BRITAIN’S grocery market is becoming increasingly divided, according to new data which shows higher-end and discount retailers gaining market share while those occupying the middle ground lose out.
The latest grocery share figures from Kantar Worldpanel, show that total till roll at privately-owned Aldi grew 31.5 per cent year-on-year, giving the German retailer an all-time record market share of 3.5 per cent.
Waitrose, which is owned by John Lewis, held on to its record market share of 4.9 per cent reported last month.

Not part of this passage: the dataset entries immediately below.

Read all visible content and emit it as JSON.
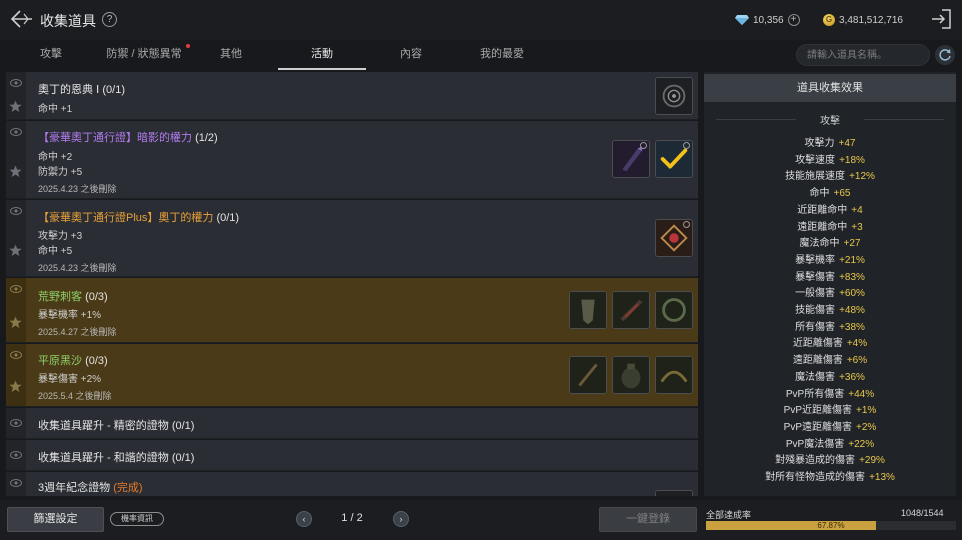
{
  "header": {
    "title": "收集道具",
    "help": "?",
    "gems": "10,356",
    "gold": "3,481,512,716",
    "gold_symbol": "G"
  },
  "tabs": [
    {
      "label": "攻擊"
    },
    {
      "label": "防禦 / 狀態異常"
    },
    {
      "label": "其他"
    },
    {
      "label": "活動"
    },
    {
      "label": "內容"
    },
    {
      "label": "我的最愛"
    }
  ],
  "search": {
    "placeholder": "請輸入道具名稱。"
  },
  "rows": [
    {
      "name": "奧丁的恩典 Ⅰ",
      "count": "(0/1)",
      "stats": [
        "命中 +1"
      ]
    },
    {
      "prefix": "【豪華奧丁通行證】",
      "name": "暗影的權力",
      "count": "(1/2)",
      "stats": [
        "命中 +2",
        "防禦力 +5"
      ],
      "expiry": "2025.4.23 之後刪除"
    },
    {
      "prefix": "【豪華奧丁通行證Plus】",
      "name": "奧丁的權力",
      "count": "(0/1)",
      "stats": [
        "攻擊力 +3",
        "命中 +5"
      ],
      "expiry": "2025.4.23 之後刪除"
    },
    {
      "name": "荒野刺客",
      "count": "(0/3)",
      "stats": [
        "暴擊機率 +1%"
      ],
      "expiry": "2025.4.27 之後刪除"
    },
    {
      "name": "平原黑沙",
      "count": "(0/3)",
      "stats": [
        "暴擊傷害 +2%"
      ],
      "expiry": "2025.5.4 之後刪除"
    },
    {
      "name": "收集道具躍升 - 精密的證物",
      "count": "(0/1)"
    },
    {
      "name": "收集道具躍升 - 和諧的證物",
      "count": "(0/1)"
    },
    {
      "name": "3週年紀念證物",
      "status": "(完成)"
    }
  ],
  "effects": {
    "header": "道具收集效果",
    "category": "攻擊",
    "lines": [
      {
        "name": "攻擊力",
        "value": "+47"
      },
      {
        "name": "攻擊速度",
        "value": "+18%"
      },
      {
        "name": "技能施展速度",
        "value": "+12%"
      },
      {
        "name": "命中",
        "value": "+65"
      },
      {
        "name": "近距離命中",
        "value": "+4"
      },
      {
        "name": "遠距離命中",
        "value": "+3"
      },
      {
        "name": "魔法命中",
        "value": "+27"
      },
      {
        "name": "暴擊機率",
        "value": "+21%"
      },
      {
        "name": "暴擊傷害",
        "value": "+83%"
      },
      {
        "name": "一般傷害",
        "value": "+60%"
      },
      {
        "name": "技能傷害",
        "value": "+48%"
      },
      {
        "name": "所有傷害",
        "value": "+38%"
      },
      {
        "name": "近距離傷害",
        "value": "+4%"
      },
      {
        "name": "遠距離傷害",
        "value": "+6%"
      },
      {
        "name": "魔法傷害",
        "value": "+36%"
      },
      {
        "name": "PvP所有傷害",
        "value": "+44%"
      },
      {
        "name": "PvP近距離傷害",
        "value": "+1%"
      },
      {
        "name": "PvP遠距離傷害",
        "value": "+2%"
      },
      {
        "name": "PvP魔法傷害",
        "value": "+22%"
      },
      {
        "name": "對殘暴造成的傷害",
        "value": "+29%"
      },
      {
        "name": "對所有怪物造成的傷害",
        "value": "+13%"
      }
    ]
  },
  "footer": {
    "filter": "篩選設定",
    "probability": "機率資訊",
    "prev": "‹",
    "next": "›",
    "page": "1 / 2",
    "register": "一鍵登錄",
    "progress_label": "全部達成率",
    "progress_count": "1048/1544",
    "progress_text": "67.87%",
    "progress_fraction": 0.6787
  },
  "colors": {
    "accent_gold": "#c9a23f",
    "value_yellow": "#e8c84a",
    "purple_title": "#b27cf0",
    "orange_title": "#e8a13a",
    "green_title": "#8fd06a",
    "event_row_bg": "#4a3a17"
  },
  "icons": [
    "back-arrow-icon",
    "help-icon",
    "gem-icon",
    "plus-icon",
    "gold-coin-icon",
    "exit-icon",
    "refresh-icon",
    "eye-icon",
    "star-icon",
    "check-icon"
  ]
}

Edward Garner, director at Kantar said: “For many consumers, the discounters are increasingly becoming part of the weekly shop – supplementing trips to the big four retailers and offering a convenient and cheaper option.”

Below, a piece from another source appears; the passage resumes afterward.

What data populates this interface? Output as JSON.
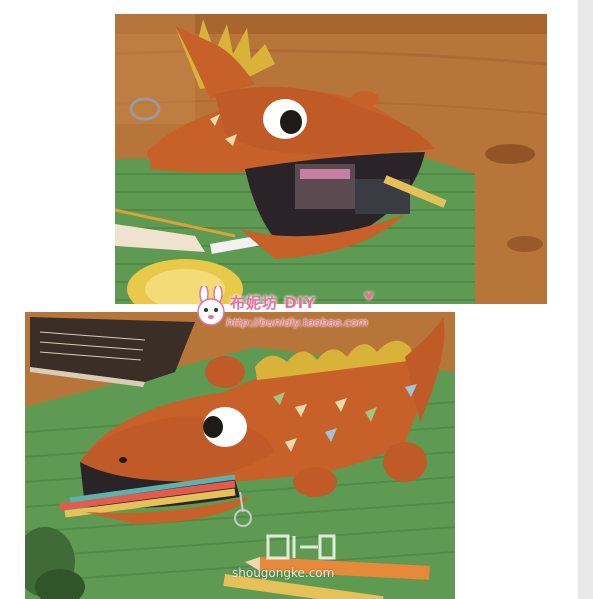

The trend is putting pressure on Britain’s so-called big four, with only J Sainsbury, Britain’s third-largest grocer, posting an increase in market share from 16.5 per cent to 16.8 per cent of a market total of £32.5bn.
Earlier in May, Sainsbury beat forecasts with a 6.2 per cent rise in year profit, while last month Tesco posted a 51.5 per cent slump in yearly profit.
The market leader saw its market share fall to 30.2 per cent from 30.8 per cent while Wm Morrison’s share of the market fell to 11.6 per cent from 11.9 per cent a year ago.
Asda also fell 0.2 per cent to 17.2 per cent.
“With its plans for online and accelerated convenience store coverage now in place, the retailer will hope that successful implementation will return it to share growth,” Garner said of Morrisons.
Kantar said grocery inflation was 3.9 per cent for the 12-week period.